With the speed of transition from regular ICE vehicles to plug-in hybrid vehicles and battery electric vehicles taking off, we’ve had to learn a number of new things with respect to how automotive drivetrains function. And if understanding batteries and motors isn’t enough, we have also had to wrap our heads around the fact that, more often than not, EVs get single-speed transmissions. This isn’t always the case though — the Porsche Taycan gets a dual-speed transmission whereas Formula E cars get multi-speed gearboxes. Why so? Let’s find out!
Why do most EVs get a single-speed gearbox?
The reason for this is firstly the higher rev range of the electric motors. Electric motors can rev up to 20,000 rpm while, on average, ICE cars go up to 6000-7000 rpm. Secondly, ICE cars have a narrow power band, which means they generate peak torque and power within this specific band of engine speed and thus require multiple gears to attain higher speeds. On the other hand, in the case of electric cars, the power band is much wider as compared to the ICE cars and the motors have efficient power delivery throughout the range, producing peak torque even at zero rpm, so a single gear box is sufficient for them to attain the top-speed. This does mean that some of that brain melting acceleration fades at the top end. But that doesn’t matter to most EV buyers since you’re already going plenty quick.
Now, we know why manufacturers prefer a single-speed gearbox for an EV, but we might wonder why manufacturers like Porsche offer a two-speed transmission in the Taycan or why certain racing teams race their electric vehicles in Formula E or Extreme E with a multi-speed gearbox. The reason for this is not that complicated. When an electric motor comes paired to a multi-speed gearbox, the first gear comes into play at lower accelerations, helping the car to launch quicker, whereas when the speed is gradually increased, shifting to the next gear helps the car perform better at high speeds. Now, a multi-speed gearbox, for instance in a car like Porsche Taycan, ideally comes mated to two motors and can be beneficial only when the performance of the cars matters a lot. In most other cases, a single-speed gearbox suffices in an EV. Also, the multi-speed setup not only is a bulkier setup but is also a costly setup, affecting the overall price of the car.
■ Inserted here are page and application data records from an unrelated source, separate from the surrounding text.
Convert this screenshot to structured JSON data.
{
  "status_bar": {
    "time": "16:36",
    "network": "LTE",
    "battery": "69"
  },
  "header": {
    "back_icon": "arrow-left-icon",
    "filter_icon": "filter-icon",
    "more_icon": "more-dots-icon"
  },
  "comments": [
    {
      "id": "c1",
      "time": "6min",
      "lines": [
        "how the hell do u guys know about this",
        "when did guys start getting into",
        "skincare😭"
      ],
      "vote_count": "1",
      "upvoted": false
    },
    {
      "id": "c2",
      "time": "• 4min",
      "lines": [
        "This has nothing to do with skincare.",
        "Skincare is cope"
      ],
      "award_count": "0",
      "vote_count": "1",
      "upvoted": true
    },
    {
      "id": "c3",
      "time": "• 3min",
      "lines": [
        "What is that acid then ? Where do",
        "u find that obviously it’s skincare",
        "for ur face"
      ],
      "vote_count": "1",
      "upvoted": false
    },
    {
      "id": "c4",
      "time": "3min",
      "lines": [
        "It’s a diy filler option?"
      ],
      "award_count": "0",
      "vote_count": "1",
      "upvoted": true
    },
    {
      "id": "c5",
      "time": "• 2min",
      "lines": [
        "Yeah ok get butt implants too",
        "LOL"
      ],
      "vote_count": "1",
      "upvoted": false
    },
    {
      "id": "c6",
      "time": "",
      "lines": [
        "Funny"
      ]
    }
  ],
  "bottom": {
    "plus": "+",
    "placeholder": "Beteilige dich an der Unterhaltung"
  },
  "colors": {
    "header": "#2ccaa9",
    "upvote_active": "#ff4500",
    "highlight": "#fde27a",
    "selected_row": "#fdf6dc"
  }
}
To sum it all, the EVs usually get a single-speed transmission because they are just enough for everything that you need in a car, whether it is performance or doing high-speed runs. From a Tata Nexon EV to the luxurious Mercedes-Benz EQC, all of them come with a single speed transmission and they do the job pretty well, until and unless you want to extract more performance from your car and want to go for a Taycan, without worrying about your pockets.